#### [What is required]
All records that follow are to be copied exactly, with images omitted.

Top of Task data

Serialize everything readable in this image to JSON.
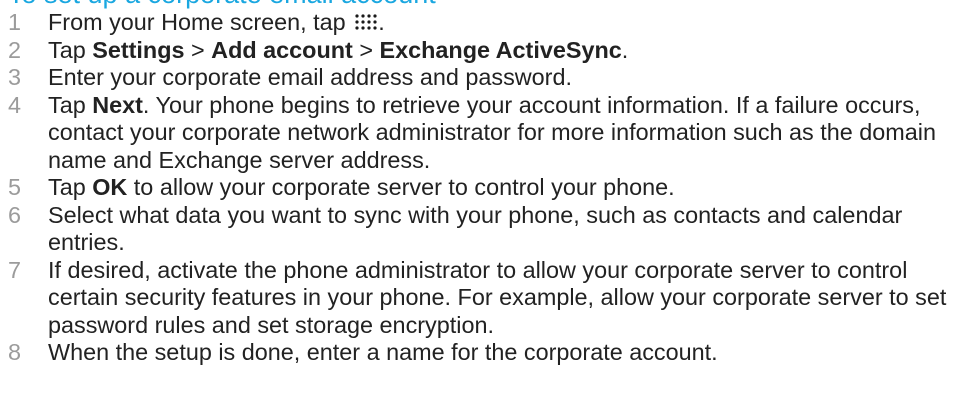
{
  "colors": {
    "heading": "#1aa7e0",
    "text": "#222222",
    "number": "#9b9b9b"
  },
  "heading": "To set up a corporate email account",
  "steps": [
    {
      "num": "1",
      "parts": [
        "From your Home screen, tap ",
        "."
      ],
      "icon": "apps-grid-icon"
    },
    {
      "num": "2",
      "parts": [
        "Tap ",
        "Settings",
        " > ",
        "Add account",
        " > ",
        "Exchange ActiveSync",
        "."
      ]
    },
    {
      "num": "3",
      "text": "Enter your corporate email address and password."
    },
    {
      "num": "4",
      "parts": [
        "Tap ",
        "Next",
        ". Your phone begins to retrieve your account information. If a failure occurs, contact your corporate network administrator for more information such as the domain name and Exchange server address."
      ]
    },
    {
      "num": "5",
      "parts": [
        "Tap ",
        "OK",
        " to allow your corporate server to control your phone."
      ]
    },
    {
      "num": "6",
      "text": "Select what data you want to sync with your phone, such as contacts and calendar entries."
    },
    {
      "num": "7",
      "text": "If desired, activate the phone administrator to allow your corporate server to control certain security features in your phone. For example, allow your corporate server to set password rules and set storage encryption."
    },
    {
      "num": "8",
      "text": "When the setup is done, enter a name for the corporate account."
    }
  ]
}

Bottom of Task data

#### [Answer to this problem]
Serialize everything readable in this image to JSON.
{
  "colors": {
    "heading": "#1aa7e0",
    "text": "#222222",
    "number": "#9b9b9b"
  },
  "heading": "To set up a corporate email account",
  "steps": [
    {
      "num": "1",
      "parts": [
        "From your Home screen, tap ",
        "."
      ],
      "icon": "apps-grid-icon"
    },
    {
      "num": "2",
      "parts": [
        "Tap ",
        "Settings",
        " > ",
        "Add account",
        " > ",
        "Exchange ActiveSync",
        "."
      ]
    },
    {
      "num": "3",
      "text": "Enter your corporate email address and password."
    },
    {
      "num": "4",
      "parts": [
        "Tap ",
        "Next",
        ". Your phone begins to retrieve your account information. If a failure occurs, contact your corporate network administrator for more information such as the domain name and Exchange server address."
      ]
    },
    {
      "num": "5",
      "parts": [
        "Tap ",
        "OK",
        " to allow your corporate server to control your phone."
      ]
    },
    {
      "num": "6",
      "text": "Select what data you want to sync with your phone, such as contacts and calendar entries."
    },
    {
      "num": "7",
      "text": "If desired, activate the phone administrator to allow your corporate server to control certain security features in your phone. For example, allow your corporate server to set password rules and set storage encryption."
    },
    {
      "num": "8",
      "text": "When the setup is done, enter a name for the corporate account."
    }
  ]
}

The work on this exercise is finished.